14 February 2017. By Danbee Lee.

The Korea Fair Trade Commission has yet to make a concerted push in its investigation of Google's alleged abuses of dominance, despite local reports suggesting otherwise, MLex has learned.

MLex previously reported that the KFTC had carried out an on-site inspection at Google's Seoul offices last July. That investigation came after the KFTC began monitoring Google in April for possible dominance abuses, following the European Commission's filing of formal antitrust accusations against the US-based search giant.

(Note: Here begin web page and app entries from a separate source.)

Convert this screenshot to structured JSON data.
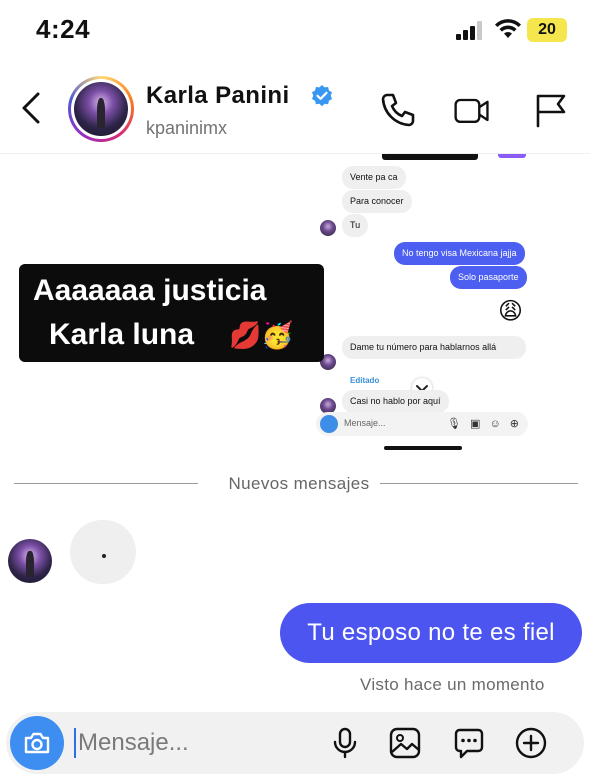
{
  "status_bar": {
    "time": "4:24",
    "battery": "20"
  },
  "header": {
    "name": "Karla  Panini",
    "handle": "kpaninimx"
  },
  "shared_story": {
    "messages": [
      {
        "text": "Vente pa ca",
        "dir": "in"
      },
      {
        "text": "Para conocer",
        "dir": "in"
      },
      {
        "text": "Tu",
        "dir": "in"
      },
      {
        "text": "No tengo visa Mexicana jajja",
        "dir": "out"
      },
      {
        "text": "Solo pasaporte",
        "dir": "out"
      },
      {
        "text": "😩",
        "dir": "out"
      },
      {
        "text": "Dame tu número para hablarnos allá",
        "dir": "in"
      },
      {
        "text": "Casi no hablo por aquí",
        "dir": "in"
      }
    ],
    "edited_label": "Editado",
    "input_placeholder": "Mensaje..."
  },
  "caption": {
    "line1": "Aaaaaaa justicia",
    "line2": "Karla luna",
    "emojis": "💋🥳"
  },
  "divider_label": "Nuevos mensajes",
  "typing_indicator": ".",
  "outgoing_message": "Tu esposo no te es fiel",
  "seen_label": "Visto hace un momento",
  "composer": {
    "placeholder": "Mensaje..."
  },
  "colors": {
    "outgoing_bubble": "#4d55f0",
    "camera_button": "#3d8ef0",
    "verified_badge": "#3897f0",
    "battery": "#f4e64c"
  },
  "icons": [
    "chevron-left-icon",
    "phone-icon",
    "video-camera-icon",
    "flag-icon",
    "camera-icon",
    "microphone-icon",
    "image-icon",
    "sticker-icon",
    "plus-circle-icon",
    "verified-badge-icon"
  ]
}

More than six months on from the regulator's on-site inspection, MLex has been told that there has been little movement in the investigative process. The KFTC is still in the early stages of gathering data and material to review. That could be due to the difficulty of confirming abuses of dominance by Google, given ambiguities in market definitions and the impact of any such conduct. The competition agency also launched and closed a case involving Google in 2013, which may have given it pause for thought before it launches a full-blown probe. In addition, an enormous corruption scandal involving South Korea's president that potentially implicates the agency itself may have put the brakes on activity in the state bureaucracy overall, MLex was told.

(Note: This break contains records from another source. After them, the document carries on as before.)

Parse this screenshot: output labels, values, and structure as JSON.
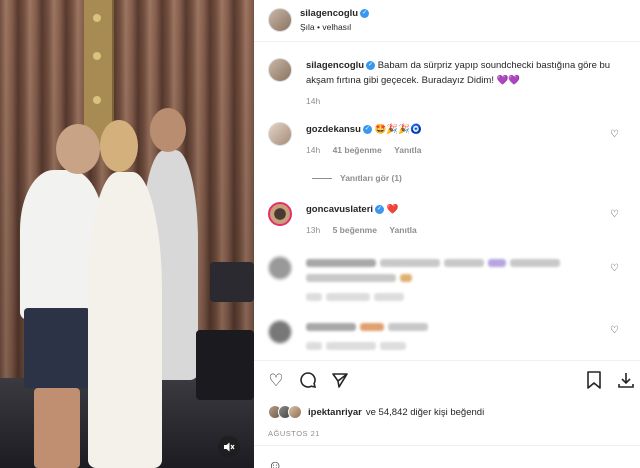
{
  "header": {
    "username": "silagencoglu",
    "subtitle": "Şıla • velhasıl"
  },
  "caption": {
    "username": "silagencoglu",
    "text": "Babam da sürpriz yapıp soundchecki bastığına göre bu akşam fırtına gibi geçecek. Buradayız Didim! 💜💜",
    "time": "14h"
  },
  "comments": [
    {
      "username": "gozdekansu",
      "text": "🤩🎉🎉🧿",
      "time": "14h",
      "likes": "41 beğenme",
      "reply": "Yanıtla"
    },
    {
      "username": "goncavuslateri",
      "text": "❤️",
      "time": "13h",
      "likes": "5 beğenme",
      "reply": "Yanıtla"
    }
  ],
  "view_replies": "Yanıtları gör (1)",
  "likes": {
    "user": "ipektanriyar",
    "rest": "ve 54,842 diğer kişi beğendi"
  },
  "date": "AĞUSTOS 21",
  "icons": {
    "like": "heart-icon",
    "comment": "comment-icon",
    "share": "share-icon",
    "save": "bookmark-icon",
    "download": "download-icon",
    "mute": "speaker-muted-icon",
    "emoji": "smiley-icon"
  }
}
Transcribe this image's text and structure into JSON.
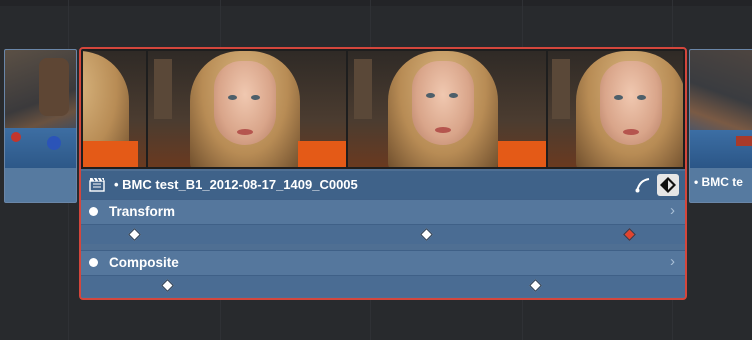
{
  "timeline": {
    "clips": {
      "left": {
        "thumbnail": "billiards-scene-thumbnail"
      },
      "right": {
        "thumbnail": "billiards-scene-thumbnail",
        "name": "• BMC te"
      },
      "selected": {
        "name": "• BMC test_B1_2012-08-17_1409_C0005",
        "clip_icon": "film-clapper-icon",
        "curve_icon": "curve-editor-icon",
        "keyframe_toggle_icon": "keyframe-diamond-toggle-icon",
        "accent_color": "#d4463c",
        "properties": [
          {
            "label": "Transform",
            "expand_icon": "chevron-right-icon",
            "keyframe_count": 3,
            "selected_keyframe": 3,
            "selected_color": "#e0442f"
          },
          {
            "label": "Composite",
            "expand_icon": "chevron-right-icon",
            "keyframe_count": 2
          }
        ]
      }
    }
  }
}
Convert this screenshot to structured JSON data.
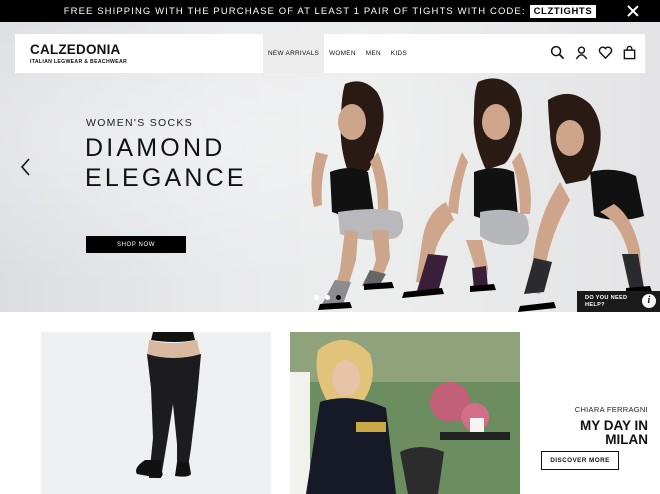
{
  "promo": {
    "message": "FREE SHIPPING WITH THE PURCHASE OF AT LEAST 1 PAIR OF TIGHTS WITH CODE:",
    "code": "CLZTIGHTS",
    "close_icon": "close-icon"
  },
  "header": {
    "logo_name": "CALZEDONIA",
    "logo_tagline": "ITALIAN LEGWEAR & BEACHWEAR",
    "nav": [
      "NEW ARRIVALS",
      "WOMEN",
      "MEN",
      "KIDS"
    ],
    "active_nav": "NEW ARRIVALS",
    "icons": [
      "search-icon",
      "account-icon",
      "heart-icon",
      "bag-icon"
    ]
  },
  "hero": {
    "eyebrow": "WOMEN'S SOCKS",
    "headline_line1": "DIAMOND",
    "headline_line2": "ELEGANCE",
    "cta": "SHOP NOW",
    "slides_total": 3,
    "active_slide": 3
  },
  "help": {
    "line1": "DO YOU NEED",
    "line2": "HELP?",
    "icon": "info-icon"
  },
  "feature": {
    "eyebrow": "CHIARA FERRAGNI",
    "title_line1": "MY DAY IN",
    "title_line2": "MILAN",
    "cta": "DISCOVER MORE"
  },
  "colors": {
    "promo_bg": "#000000",
    "button_bg": "#000000",
    "nav_active_bg": "#ececec"
  }
}
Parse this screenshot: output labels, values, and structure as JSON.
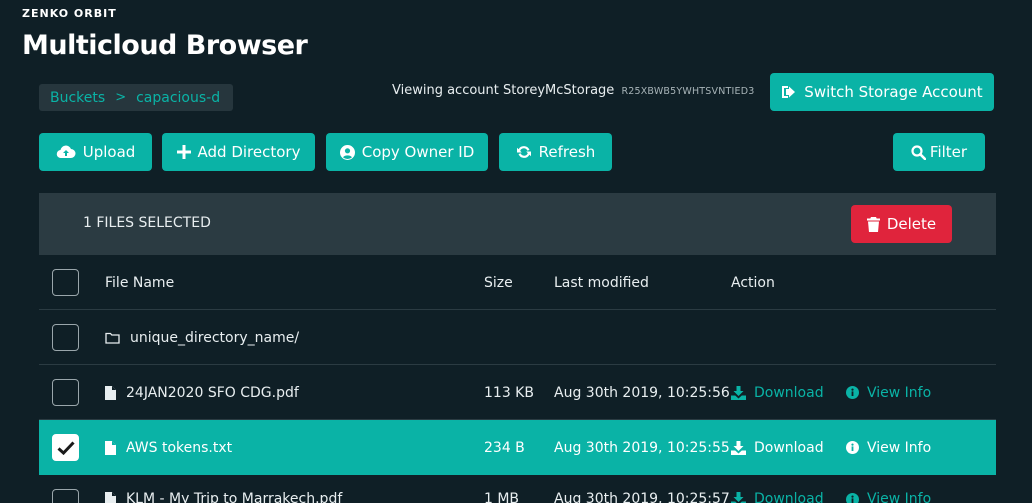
{
  "brand": "ZENKO ORBIT",
  "page_title": "Multicloud Browser",
  "breadcrumb": {
    "root": "Buckets",
    "separator": ">",
    "current": "capacious-d"
  },
  "account": {
    "label": "Viewing account StoreyMcStorage",
    "id": "R25XBWB5YWHTSVNTIED3"
  },
  "buttons": {
    "switch_account": "Switch Storage Account",
    "upload": "Upload",
    "add_directory": "Add Directory",
    "copy_owner_id": "Copy Owner ID",
    "refresh": "Refresh",
    "filter": "Filter",
    "delete": "Delete"
  },
  "selection": {
    "text": "1 FILES SELECTED"
  },
  "table": {
    "headers": {
      "name": "File Name",
      "size": "Size",
      "modified": "Last modified",
      "action": "Action"
    },
    "rows": [
      {
        "type": "folder",
        "name": "unique_directory_name/",
        "size": "",
        "modified": "",
        "selected": false
      },
      {
        "type": "file",
        "name": "24JAN2020 SFO CDG.pdf",
        "size": "113 KB",
        "modified": "Aug 30th 2019, 10:25:56",
        "download": "Download",
        "view_info": "View Info",
        "selected": false
      },
      {
        "type": "file",
        "name": "AWS tokens.txt",
        "size": "234 B",
        "modified": "Aug 30th 2019, 10:25:55",
        "download": "Download",
        "view_info": "View Info",
        "selected": true
      },
      {
        "type": "file",
        "name": "KLM - My Trip to Marrakech.pdf",
        "size": "1 MB",
        "modified": "Aug 30th 2019, 10:25:57",
        "download": "Download",
        "view_info": "View Info",
        "selected": false
      }
    ]
  },
  "colors": {
    "background": "#0f1f26",
    "accent": "#0ab3a6",
    "danger": "#e0243c",
    "panel": "#2b3b42"
  }
}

Yesterday, Jeon Hae-cheol, South Korean legislator who raised concerns over Google's alleged misconduct during a KFTC parliamentary hearing last year, released a statement saying that the KFTC was looking into whether the company had interrupted Samsung Electronic's development of an operating system using its dominant position through the Anti-Fragmentation Agreement. That agreement states that Samsung cannot develop a new operating system using Android's algorithms. The matter is an issue distinct from the allegations that the KFTC reviewed in 2013.

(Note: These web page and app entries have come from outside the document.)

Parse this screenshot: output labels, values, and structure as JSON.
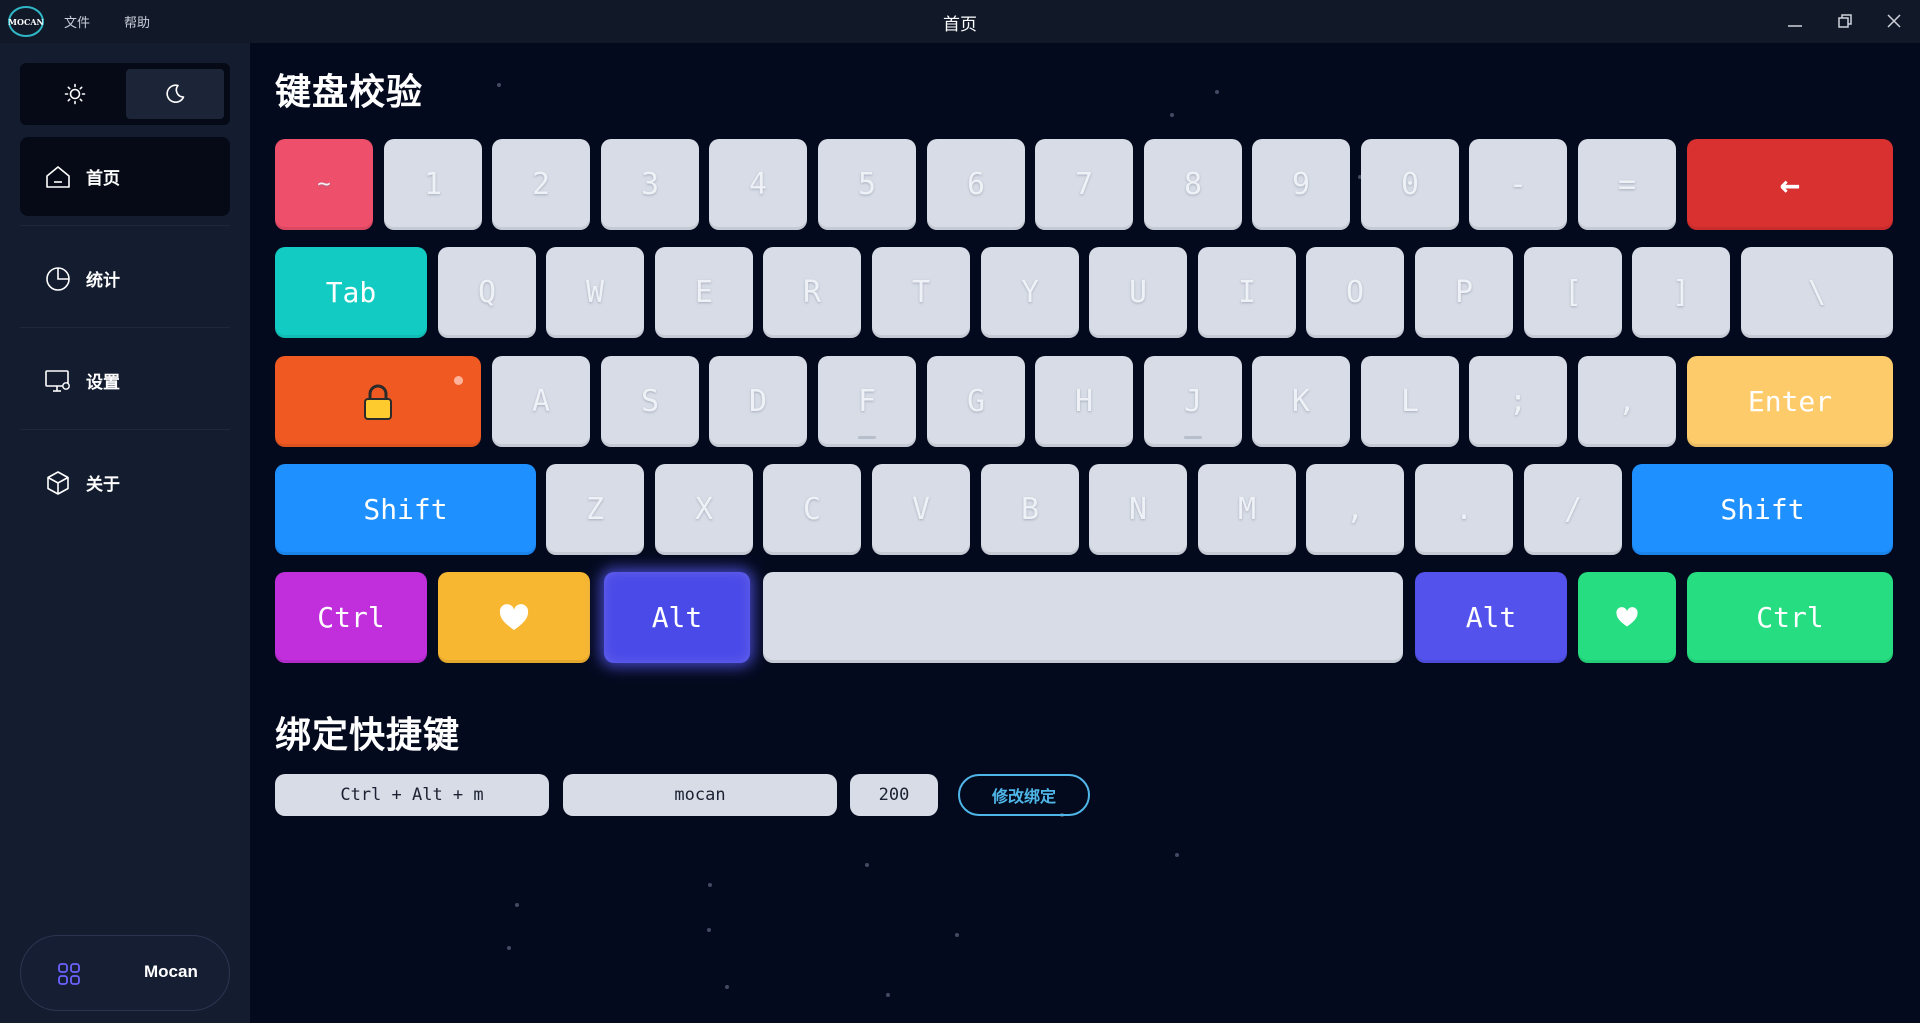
{
  "titlebar": {
    "logo_text": "MOCAN",
    "menu": [
      "文件",
      "帮助"
    ],
    "title": "首页",
    "controls": [
      "minimize-icon",
      "restore-icon",
      "close-icon"
    ]
  },
  "sidebar": {
    "theme": {
      "light": "sun-icon",
      "dark": "moon-icon",
      "selected": "dark"
    },
    "items": [
      {
        "label": "首页",
        "icon": "home-icon",
        "active": true
      },
      {
        "label": "统计",
        "icon": "pie-chart-icon",
        "active": false
      },
      {
        "label": "设置",
        "icon": "monitor-settings-icon",
        "active": false
      },
      {
        "label": "关于",
        "icon": "cube-icon",
        "active": false
      }
    ],
    "user": {
      "name": "Mocan",
      "icon": "apps-icon"
    }
  },
  "main": {
    "keyboard_title": "键盘校验",
    "shortcut_title": "绑定快捷键",
    "keyboard": {
      "row1": [
        "~",
        "1",
        "2",
        "3",
        "4",
        "5",
        "6",
        "7",
        "8",
        "9",
        "0",
        "-",
        "=",
        "←"
      ],
      "row2": [
        "Tab",
        "Q",
        "W",
        "E",
        "R",
        "T",
        "Y",
        "U",
        "I",
        "O",
        "P",
        "[",
        "]",
        "\\"
      ],
      "row3": [
        "lock-icon",
        "A",
        "S",
        "D",
        "F",
        "G",
        "H",
        "J",
        "K",
        "L",
        ";",
        ",",
        "Enter"
      ],
      "row4": [
        "Shift",
        "Z",
        "X",
        "C",
        "V",
        "B",
        "N",
        "M",
        ",",
        ".",
        "/",
        "Shift"
      ],
      "row5": [
        "Ctrl",
        "heart-icon",
        "Alt",
        "",
        "Alt",
        "heart-icon",
        "Ctrl"
      ]
    },
    "shortcut": {
      "keys": "Ctrl + Alt + m",
      "name": "mocan",
      "value": "200",
      "button": "修改绑定"
    }
  },
  "colors": {
    "background": "#040a1e",
    "sidebar": "#141d30",
    "key_default": "#d7dce6",
    "tilde": "#ee4f6b",
    "backspace": "#d93030",
    "tab": "#12ccc3",
    "capslock": "#f05a22",
    "enter": "#fecb6b",
    "shift": "#1e90ff",
    "ctrl_left": "#c12fdc",
    "heart_left": "#f7b731",
    "alt": "#5352ed",
    "heart_right": "#26de81",
    "ctrl_right": "#26de81",
    "accent_button": "#4fb6e8"
  }
}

The KFTC is also looking into whether unfair conduct stemmed from the Mobile Application Distribution Agreement between Google and its partners. The distribution agreement requires that all of Google's Android apps must be pre-installed as a package, rather than as single, selected apps, and that Google is set as the default search engine on the home screen. This is similar to the 2013 case, in which the KFTC conducted an investigation into alleged abuses of dominance by Google in the mobile search market, but closed the probe after concluding that it was possible for Google's rivals, mobile-network providers and handset makers to pre-load apps and services.

Jeon stated a claim, based on KFTC documents, that the agency was reviewing whether a case cleared previously could be re-investigated in light of new facts and changes in the mobile market. The legislator was cited as saying that the KFTC was focusing mainly on whether Google had restricted competition in the domestic mobile operating system market, in which it has a market share of more than 80 percent.

Despite the attention paid to the KFTC's investigation of Google, MLex was told that there has not been significant progress, and that the regulator was likely to monitor the firm and refer to the European Commission's progress in its Google antitrust investigations.

MLex reported yesterday that European antitrust chief Margrethe Vestager said the European Commission was doing its "utmost" to move quickly on several of those antitrust probes.

	Eliot Gao

Receive MLex Editor's Picks in Your Inbox

Complete this form to receive emails from MLex with selected highlights from our global coverage of regulatory risk and opportunity, as well as upcoming events, special reports and exclusive interviews.